But Rohrabacher’s words were not enough to persuade House Republicans.
Immediately following the rejection, Rohrabacher and his partner in crime, Oregon Representative Earl Blumenauer, criticized the committee’s cavalier attitude towards the medical marijuana community.
“By blocking our amendment, Committee leadership is putting at risk the millions of patients who rely on medical marijuana for treatment, as well as the clinics and businesses that support them,” the lawmakers said, according to NORML. “This decision goes against the will of the American people, who overwhelmingly oppose federal interference with state marijuana laws. These critical protections are supported by a majority of our colleagues on both sides of the aisle.

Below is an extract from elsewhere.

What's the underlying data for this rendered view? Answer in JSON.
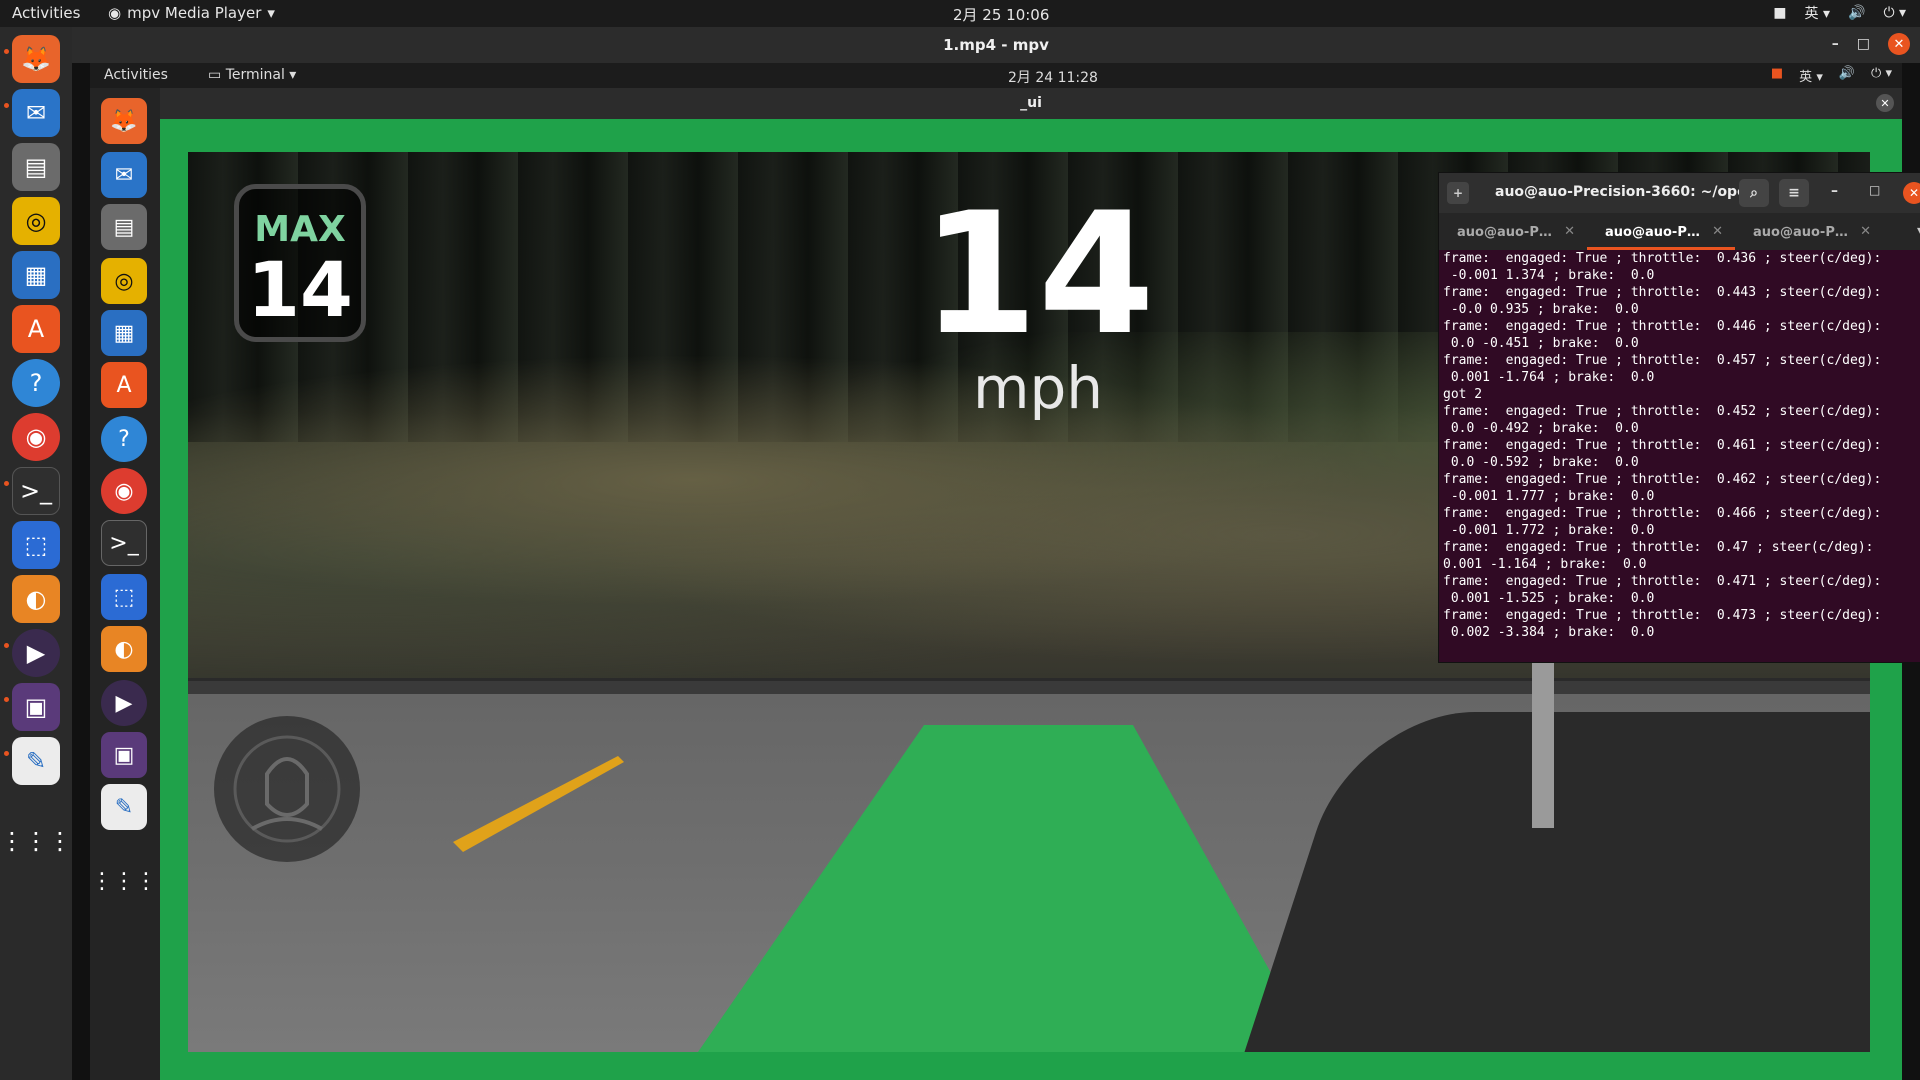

There’s no question: If a vote were allowed, our amendment would pass on the House floor, as it has several times before.”
However, it is important to understand that the House’s decision not to support the medical marijuana protections does not immediately put the issue down for the count.
A similar protection was supported earlier this year by the Senate Appropriations Committee, which means the issue still stands a chance at being hashed out by a joint conference committee.
But if Congress does not come to some kind of agreement over the amendment in its final spending bill, there is a good chance that “millions of seriously ill patients and the legitimate businesses that provide them with safe access to their medicine will be at risk of prosecution,” said Don Murphy, director of conservative outreach for the Marijuana Policy Project.
House Republicans also rejected a number of other marijuana–related amendments, including one that would allow banks to work with the cannabis industry.
The overall message on Capitol Hill is, despite majority support from the American population on the marijuana legalization issue, Congress is still far from ready to support the cause.